Moving this year just about did in our rhubarb. We carefully transplanted it and took good care to water and feed it after the transplant, but even so we couldn’t get much of a harvest from it this year. In year’s past we’ve relied heavily on our (now former) neighbor’s rhubarb patch. She has a very large patch and never seemed to use it all. She kindly shared with us and in return we gave her rhubarb wine and rhubarb jam. Leaving the neighborhood we’ve lost that connection and find ourselves scrambling for a rhubarb supply this year.
A close family friend provided us with nearly enough for what we’ll need for wine. What we did manage to harvest at home will just close the gap. But we don’t have any leftover for a pie, muffins or jam. Tragedy! I just used up the last package in the freezer of our 2014 stash to make some muffins. We have only one jar of jam left down in the canning cellar. It’s hard to believe we’re going to have to go a full year without rhubarb except in the form of wine.
Years ago just about every family had a rhubarb patch out back. Rhubarb is high in Vitamins C and K. Back when fresh fruit wasn’t commonly transported thousands of miles, having a rhubarb patch provided tasty spring fruit for people in northern climates, like us. Unfortunately, it appears that most of those rhubarb patches are long gone, to weeds or, more likely, turned into lawn.
I urge you, dear reader, to start your own rhubarb patch next spring. You can order plants from most seed companies. If you’re not sure what to do with it, just look around for pie and muffin recipes. You won’t be sorry!
Meanwhile, if anyone out there has some extra rhubarb you can spare, please let me know!

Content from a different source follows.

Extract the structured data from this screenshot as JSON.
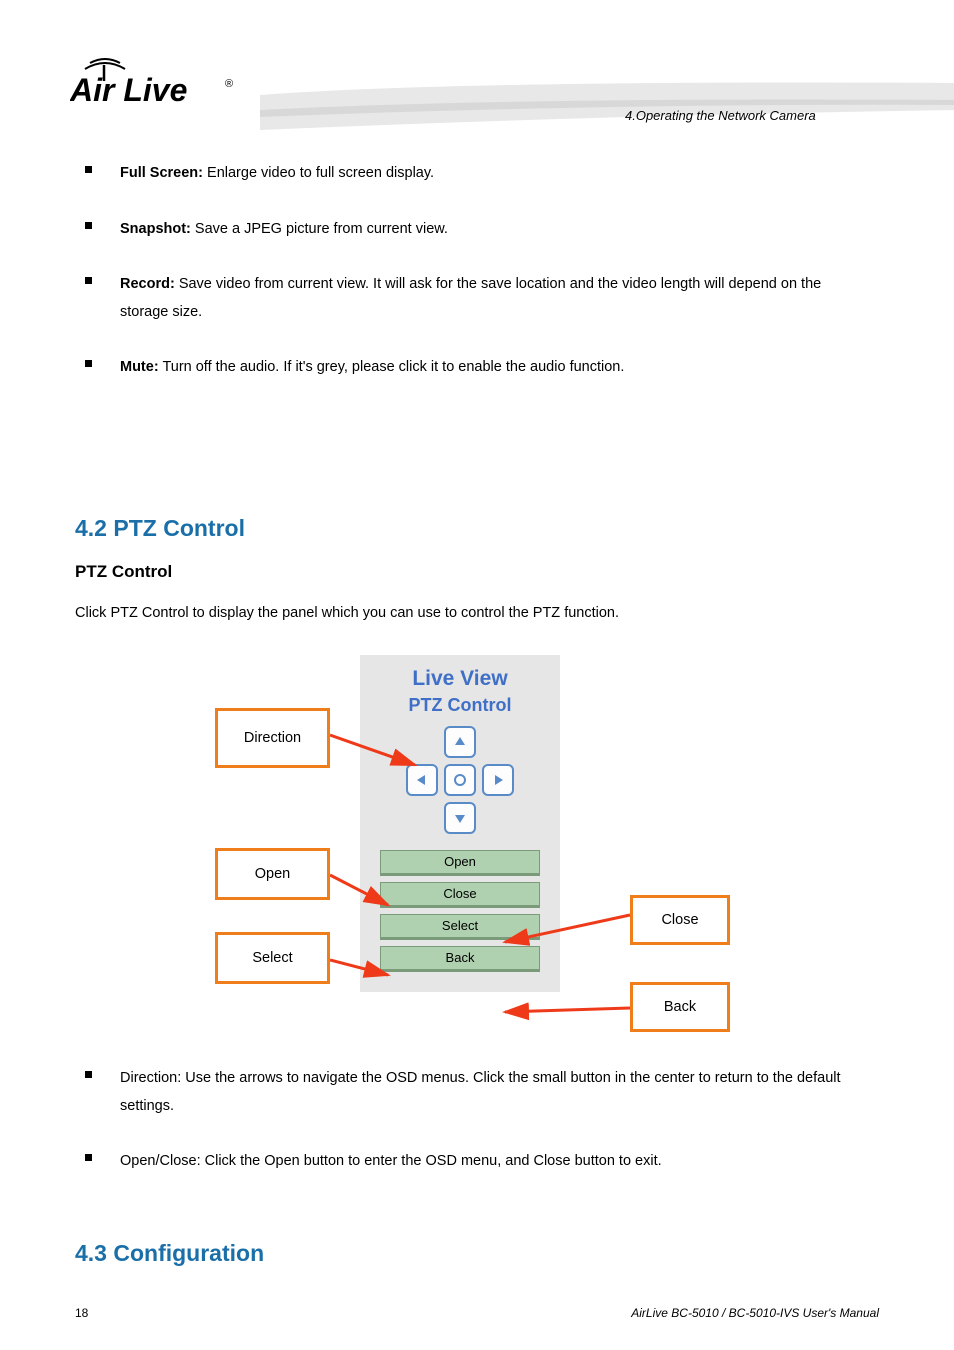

I’ll pay the shipping.
Whether you want to learn how to grow and raise your own food, build your own root cellar, or create a green dream home, come out and learn everything you need to know — and then some!LEARN MORE